Most recently, after yesterday's comical 10th inning in Milwaukee, one of the Cubs finally stepped up and criticized his teammates for not thinking, for being nonchalant, for not appreciating the effort it takes to win. YAY?
I mean, I myself have been clamoring for someone to speak out since the 2008 NLDS, and finally someone has? Too bad it's the good mitt, no hitt three-fingered wonder himself, back-up catcher Koyie Hill. Should I take what I can get? I don't know. I'm not sure I would accept it from a lifetime .218 hitter. Hill can say what he wants, and what he says is 100% accurate. I just do not believe it will have much impact, as it would if it were coming from someone who was actually, you know, good?
The only hope any of us have for this year is for all 25 highly paid, lowly motivated slacker-ass mopes to look in the mirror and recommit themselves to putting in the effort and fullfilling the responsibilities that got them where they are in the first place.

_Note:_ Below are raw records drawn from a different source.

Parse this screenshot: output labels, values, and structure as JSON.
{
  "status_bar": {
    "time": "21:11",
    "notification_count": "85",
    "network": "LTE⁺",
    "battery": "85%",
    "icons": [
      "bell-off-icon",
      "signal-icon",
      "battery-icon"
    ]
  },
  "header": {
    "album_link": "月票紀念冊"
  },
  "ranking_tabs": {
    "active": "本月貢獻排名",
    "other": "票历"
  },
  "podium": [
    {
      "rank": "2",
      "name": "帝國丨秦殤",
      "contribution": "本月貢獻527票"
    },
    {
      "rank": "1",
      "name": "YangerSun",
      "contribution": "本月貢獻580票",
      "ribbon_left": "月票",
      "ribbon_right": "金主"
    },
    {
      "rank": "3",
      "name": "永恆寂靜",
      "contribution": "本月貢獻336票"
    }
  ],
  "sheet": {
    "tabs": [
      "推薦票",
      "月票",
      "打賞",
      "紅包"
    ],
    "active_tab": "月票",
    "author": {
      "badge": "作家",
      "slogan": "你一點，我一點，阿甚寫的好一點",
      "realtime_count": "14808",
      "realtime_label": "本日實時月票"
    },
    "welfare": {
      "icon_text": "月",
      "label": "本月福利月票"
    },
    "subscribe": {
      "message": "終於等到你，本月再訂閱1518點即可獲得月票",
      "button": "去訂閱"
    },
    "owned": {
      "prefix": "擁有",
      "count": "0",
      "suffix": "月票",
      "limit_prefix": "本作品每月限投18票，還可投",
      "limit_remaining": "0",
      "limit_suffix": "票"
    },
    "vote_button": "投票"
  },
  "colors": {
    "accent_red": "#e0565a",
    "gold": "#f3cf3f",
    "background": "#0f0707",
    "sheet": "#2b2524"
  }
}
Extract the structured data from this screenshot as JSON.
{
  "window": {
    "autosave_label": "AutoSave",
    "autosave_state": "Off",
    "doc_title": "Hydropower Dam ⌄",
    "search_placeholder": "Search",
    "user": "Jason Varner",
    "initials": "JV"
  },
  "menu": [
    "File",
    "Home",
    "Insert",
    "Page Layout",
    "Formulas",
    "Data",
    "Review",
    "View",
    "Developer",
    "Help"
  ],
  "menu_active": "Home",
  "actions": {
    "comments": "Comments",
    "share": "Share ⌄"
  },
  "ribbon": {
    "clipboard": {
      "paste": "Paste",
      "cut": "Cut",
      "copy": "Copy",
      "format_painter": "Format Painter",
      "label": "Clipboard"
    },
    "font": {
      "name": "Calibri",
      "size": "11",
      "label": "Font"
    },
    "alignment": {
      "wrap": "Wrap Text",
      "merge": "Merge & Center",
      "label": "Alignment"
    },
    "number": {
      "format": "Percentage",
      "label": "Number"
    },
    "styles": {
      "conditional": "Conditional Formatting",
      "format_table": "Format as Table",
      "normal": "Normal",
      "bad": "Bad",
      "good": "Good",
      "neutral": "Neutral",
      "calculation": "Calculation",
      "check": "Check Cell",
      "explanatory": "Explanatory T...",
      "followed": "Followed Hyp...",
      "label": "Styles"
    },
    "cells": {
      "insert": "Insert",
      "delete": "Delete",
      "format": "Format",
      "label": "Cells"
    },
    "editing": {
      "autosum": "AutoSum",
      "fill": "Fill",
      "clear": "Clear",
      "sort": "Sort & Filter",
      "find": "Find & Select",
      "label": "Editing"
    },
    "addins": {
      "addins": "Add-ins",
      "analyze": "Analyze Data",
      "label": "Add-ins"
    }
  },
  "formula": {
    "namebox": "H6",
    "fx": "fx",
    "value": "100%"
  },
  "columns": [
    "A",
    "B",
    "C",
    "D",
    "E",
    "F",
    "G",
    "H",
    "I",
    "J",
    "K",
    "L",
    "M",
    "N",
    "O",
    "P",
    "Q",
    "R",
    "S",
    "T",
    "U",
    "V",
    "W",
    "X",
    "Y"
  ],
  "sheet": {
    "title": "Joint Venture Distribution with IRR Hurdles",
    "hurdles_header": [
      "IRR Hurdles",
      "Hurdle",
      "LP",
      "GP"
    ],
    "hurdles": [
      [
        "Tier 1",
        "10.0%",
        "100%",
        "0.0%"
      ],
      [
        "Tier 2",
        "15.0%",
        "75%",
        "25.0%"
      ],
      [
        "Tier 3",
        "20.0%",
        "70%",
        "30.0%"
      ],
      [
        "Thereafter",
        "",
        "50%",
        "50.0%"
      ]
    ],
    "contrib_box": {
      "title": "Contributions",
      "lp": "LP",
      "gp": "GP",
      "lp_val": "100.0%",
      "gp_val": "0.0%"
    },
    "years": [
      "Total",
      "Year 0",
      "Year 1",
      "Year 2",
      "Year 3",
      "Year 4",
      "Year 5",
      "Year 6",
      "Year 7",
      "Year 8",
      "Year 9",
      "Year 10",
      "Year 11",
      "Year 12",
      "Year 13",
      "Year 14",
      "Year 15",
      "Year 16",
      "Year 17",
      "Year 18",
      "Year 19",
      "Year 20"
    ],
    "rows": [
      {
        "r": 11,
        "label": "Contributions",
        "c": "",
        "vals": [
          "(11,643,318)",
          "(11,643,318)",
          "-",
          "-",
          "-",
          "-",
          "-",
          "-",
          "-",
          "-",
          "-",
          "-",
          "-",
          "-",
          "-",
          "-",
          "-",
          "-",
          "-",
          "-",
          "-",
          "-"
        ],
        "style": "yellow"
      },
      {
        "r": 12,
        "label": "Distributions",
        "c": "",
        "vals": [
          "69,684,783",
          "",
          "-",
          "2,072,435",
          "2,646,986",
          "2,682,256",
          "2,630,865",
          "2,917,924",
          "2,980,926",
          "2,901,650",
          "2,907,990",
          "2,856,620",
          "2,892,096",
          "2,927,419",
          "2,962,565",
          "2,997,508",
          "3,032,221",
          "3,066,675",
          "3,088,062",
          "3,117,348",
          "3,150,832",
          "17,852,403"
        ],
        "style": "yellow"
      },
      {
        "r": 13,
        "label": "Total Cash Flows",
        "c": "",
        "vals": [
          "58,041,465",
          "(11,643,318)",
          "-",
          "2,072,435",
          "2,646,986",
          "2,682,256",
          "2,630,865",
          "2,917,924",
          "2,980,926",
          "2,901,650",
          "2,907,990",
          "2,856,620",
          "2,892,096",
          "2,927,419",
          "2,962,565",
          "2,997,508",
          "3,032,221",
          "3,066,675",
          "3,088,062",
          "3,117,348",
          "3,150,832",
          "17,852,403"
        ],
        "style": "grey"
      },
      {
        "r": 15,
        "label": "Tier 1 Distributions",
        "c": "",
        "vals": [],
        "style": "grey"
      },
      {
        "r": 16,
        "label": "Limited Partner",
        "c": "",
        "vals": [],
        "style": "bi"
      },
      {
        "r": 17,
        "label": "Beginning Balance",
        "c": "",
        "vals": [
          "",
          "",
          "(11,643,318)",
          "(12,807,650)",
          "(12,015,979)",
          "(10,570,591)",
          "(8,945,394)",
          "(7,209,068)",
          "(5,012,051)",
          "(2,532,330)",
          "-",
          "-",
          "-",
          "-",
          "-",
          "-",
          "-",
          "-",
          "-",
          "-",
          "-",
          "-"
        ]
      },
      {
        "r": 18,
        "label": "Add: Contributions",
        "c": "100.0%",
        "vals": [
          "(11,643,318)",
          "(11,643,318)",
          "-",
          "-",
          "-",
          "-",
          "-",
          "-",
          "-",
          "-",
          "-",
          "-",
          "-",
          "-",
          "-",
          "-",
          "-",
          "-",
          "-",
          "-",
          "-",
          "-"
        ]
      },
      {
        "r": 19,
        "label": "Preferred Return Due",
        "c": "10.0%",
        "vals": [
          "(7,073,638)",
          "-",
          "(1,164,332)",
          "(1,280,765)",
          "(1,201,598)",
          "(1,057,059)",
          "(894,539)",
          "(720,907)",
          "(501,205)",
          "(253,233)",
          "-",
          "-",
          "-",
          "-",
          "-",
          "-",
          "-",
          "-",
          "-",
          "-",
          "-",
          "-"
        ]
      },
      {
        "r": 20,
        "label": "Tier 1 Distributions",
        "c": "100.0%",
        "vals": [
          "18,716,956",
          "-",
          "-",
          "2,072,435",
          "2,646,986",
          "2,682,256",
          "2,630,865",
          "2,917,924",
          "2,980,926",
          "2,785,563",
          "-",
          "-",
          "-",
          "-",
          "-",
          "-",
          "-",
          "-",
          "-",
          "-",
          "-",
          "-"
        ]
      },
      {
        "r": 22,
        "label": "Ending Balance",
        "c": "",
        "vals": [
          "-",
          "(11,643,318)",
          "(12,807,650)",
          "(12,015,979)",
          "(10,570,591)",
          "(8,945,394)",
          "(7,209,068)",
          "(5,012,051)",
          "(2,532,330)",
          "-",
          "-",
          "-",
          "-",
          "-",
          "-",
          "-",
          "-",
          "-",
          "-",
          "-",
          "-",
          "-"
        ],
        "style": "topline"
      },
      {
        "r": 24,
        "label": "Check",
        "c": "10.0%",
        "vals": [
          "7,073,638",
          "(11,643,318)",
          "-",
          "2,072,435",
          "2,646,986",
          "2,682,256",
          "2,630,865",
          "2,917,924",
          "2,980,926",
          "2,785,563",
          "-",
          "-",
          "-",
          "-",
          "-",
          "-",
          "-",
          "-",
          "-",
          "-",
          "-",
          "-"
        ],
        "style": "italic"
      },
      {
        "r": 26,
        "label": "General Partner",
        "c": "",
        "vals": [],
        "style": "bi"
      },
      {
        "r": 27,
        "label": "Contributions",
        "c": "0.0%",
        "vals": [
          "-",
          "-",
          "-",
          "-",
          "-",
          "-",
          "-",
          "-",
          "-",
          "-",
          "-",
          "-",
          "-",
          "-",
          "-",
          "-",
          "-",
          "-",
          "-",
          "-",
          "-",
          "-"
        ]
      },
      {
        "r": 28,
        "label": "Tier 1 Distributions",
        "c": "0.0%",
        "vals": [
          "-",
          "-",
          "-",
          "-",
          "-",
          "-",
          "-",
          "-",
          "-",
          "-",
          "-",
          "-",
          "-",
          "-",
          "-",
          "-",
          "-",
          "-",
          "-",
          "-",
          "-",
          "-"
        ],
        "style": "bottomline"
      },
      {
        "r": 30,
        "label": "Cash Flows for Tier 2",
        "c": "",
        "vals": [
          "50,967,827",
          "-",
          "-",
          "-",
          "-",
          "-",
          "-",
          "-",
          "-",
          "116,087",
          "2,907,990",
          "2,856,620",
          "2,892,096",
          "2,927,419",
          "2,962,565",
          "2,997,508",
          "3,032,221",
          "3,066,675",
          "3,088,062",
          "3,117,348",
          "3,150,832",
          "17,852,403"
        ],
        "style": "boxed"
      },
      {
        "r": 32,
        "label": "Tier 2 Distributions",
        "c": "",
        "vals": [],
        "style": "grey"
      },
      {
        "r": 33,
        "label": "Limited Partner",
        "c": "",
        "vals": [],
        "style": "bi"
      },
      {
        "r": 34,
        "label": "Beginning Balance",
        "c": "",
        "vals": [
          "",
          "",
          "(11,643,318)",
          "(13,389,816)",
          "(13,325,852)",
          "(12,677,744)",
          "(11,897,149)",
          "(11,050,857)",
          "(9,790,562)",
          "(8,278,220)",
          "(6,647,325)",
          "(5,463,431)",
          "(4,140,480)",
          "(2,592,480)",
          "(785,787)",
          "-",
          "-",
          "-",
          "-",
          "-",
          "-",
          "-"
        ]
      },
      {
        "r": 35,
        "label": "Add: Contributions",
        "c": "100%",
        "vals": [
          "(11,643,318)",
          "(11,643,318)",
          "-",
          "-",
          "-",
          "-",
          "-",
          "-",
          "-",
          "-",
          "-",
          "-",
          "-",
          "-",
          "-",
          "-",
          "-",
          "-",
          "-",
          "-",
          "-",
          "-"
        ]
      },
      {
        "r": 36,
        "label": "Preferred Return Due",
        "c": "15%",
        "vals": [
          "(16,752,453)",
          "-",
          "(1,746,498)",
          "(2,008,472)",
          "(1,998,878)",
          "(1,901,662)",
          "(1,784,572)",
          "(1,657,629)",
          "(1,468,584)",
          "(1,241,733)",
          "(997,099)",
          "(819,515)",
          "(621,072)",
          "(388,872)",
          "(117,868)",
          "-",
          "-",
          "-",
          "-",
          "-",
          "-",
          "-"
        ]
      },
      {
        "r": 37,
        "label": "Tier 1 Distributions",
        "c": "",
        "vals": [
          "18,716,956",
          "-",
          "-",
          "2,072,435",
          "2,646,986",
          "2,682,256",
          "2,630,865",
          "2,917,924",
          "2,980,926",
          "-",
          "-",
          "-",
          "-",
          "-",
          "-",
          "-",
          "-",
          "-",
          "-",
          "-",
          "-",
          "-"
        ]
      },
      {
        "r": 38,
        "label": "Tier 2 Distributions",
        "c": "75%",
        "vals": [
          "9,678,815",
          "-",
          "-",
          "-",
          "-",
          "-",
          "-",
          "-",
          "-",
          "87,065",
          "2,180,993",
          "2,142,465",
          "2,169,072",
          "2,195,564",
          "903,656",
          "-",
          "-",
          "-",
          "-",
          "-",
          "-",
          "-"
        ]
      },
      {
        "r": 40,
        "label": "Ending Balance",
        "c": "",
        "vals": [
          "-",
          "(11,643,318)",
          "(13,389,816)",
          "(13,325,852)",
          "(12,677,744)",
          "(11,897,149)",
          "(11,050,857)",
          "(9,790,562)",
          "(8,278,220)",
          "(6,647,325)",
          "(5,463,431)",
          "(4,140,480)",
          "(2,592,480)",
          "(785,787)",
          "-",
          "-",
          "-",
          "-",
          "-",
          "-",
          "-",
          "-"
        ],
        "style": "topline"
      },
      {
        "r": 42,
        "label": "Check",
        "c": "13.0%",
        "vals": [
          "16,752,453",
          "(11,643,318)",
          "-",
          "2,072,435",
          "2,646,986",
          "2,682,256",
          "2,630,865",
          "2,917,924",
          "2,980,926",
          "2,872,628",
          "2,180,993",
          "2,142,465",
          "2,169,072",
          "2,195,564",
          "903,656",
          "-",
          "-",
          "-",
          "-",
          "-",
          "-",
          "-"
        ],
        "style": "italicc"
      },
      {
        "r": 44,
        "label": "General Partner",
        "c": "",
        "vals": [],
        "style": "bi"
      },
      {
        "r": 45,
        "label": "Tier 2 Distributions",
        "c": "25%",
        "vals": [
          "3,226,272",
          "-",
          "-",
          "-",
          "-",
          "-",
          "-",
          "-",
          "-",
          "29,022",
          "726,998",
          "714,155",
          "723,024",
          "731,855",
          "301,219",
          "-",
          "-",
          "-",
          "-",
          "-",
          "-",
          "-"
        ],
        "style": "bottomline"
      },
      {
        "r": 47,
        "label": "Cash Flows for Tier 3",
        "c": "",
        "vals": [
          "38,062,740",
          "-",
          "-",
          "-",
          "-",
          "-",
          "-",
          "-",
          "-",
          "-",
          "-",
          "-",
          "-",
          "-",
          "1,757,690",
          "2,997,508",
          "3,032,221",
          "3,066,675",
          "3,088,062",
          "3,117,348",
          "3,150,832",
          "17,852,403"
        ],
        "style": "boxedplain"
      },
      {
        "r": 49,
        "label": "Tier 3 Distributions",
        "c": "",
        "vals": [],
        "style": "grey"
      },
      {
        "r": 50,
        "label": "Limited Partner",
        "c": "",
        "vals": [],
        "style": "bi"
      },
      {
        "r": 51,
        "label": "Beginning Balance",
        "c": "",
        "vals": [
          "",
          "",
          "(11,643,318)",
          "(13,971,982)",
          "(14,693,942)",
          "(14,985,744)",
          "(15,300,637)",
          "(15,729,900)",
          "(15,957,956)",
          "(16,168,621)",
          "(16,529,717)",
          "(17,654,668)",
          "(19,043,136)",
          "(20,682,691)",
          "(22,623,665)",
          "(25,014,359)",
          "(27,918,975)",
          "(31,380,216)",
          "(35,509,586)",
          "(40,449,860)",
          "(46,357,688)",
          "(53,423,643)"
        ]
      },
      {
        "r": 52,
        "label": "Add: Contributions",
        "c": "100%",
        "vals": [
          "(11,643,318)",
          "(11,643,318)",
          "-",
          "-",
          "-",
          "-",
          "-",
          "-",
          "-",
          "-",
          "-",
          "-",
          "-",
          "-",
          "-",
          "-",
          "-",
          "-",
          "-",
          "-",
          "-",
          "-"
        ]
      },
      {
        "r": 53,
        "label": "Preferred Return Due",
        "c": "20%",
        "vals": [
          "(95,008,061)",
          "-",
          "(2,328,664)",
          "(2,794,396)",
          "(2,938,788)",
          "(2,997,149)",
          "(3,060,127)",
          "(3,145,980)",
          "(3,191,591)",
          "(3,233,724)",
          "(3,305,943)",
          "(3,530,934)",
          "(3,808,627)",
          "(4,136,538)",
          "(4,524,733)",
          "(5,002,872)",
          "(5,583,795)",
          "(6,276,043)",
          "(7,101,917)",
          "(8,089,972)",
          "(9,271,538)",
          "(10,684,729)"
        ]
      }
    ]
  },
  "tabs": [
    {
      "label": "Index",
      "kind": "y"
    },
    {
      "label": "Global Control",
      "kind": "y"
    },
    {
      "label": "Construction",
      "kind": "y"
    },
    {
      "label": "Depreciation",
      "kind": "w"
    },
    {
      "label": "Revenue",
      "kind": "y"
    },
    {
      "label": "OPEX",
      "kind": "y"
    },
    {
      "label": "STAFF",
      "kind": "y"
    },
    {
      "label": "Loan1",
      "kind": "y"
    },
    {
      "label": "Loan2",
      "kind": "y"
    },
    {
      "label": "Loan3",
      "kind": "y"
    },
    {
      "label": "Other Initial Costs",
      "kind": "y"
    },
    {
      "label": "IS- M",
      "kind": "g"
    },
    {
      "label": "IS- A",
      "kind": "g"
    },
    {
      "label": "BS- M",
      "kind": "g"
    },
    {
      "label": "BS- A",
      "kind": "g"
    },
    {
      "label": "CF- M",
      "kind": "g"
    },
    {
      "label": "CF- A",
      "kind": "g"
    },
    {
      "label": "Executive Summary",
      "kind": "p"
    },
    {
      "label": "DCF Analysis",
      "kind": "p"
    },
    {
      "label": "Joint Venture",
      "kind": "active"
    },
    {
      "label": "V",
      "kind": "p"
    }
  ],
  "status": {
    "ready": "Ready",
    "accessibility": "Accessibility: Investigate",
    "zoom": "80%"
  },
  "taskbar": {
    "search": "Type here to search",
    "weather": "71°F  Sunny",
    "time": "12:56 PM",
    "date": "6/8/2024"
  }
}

Is that gonna happen? Why should it? In this culture, we take our cues from above, and what's up there?
Just some old, tired guy, who may or may not be charged with motivating his 25 grown-assed millionaires to earn their keep, but he might want to try shaving once in a while, walking faster than a teetering wobble, and acting like he gave a rat's ass.
UPDATE: just as I was finishing this up, Lou decides Steve Stone is his whipping boy. Well, well...as we all know, that's definitely one Stage of Cubness, to take your misplaced anger out on Steve Stone. Two years passed between the time that the Dustbag ran Stone out of the booth and the time he himself left town.
I hope it doesn't take Lou two whole years to leave.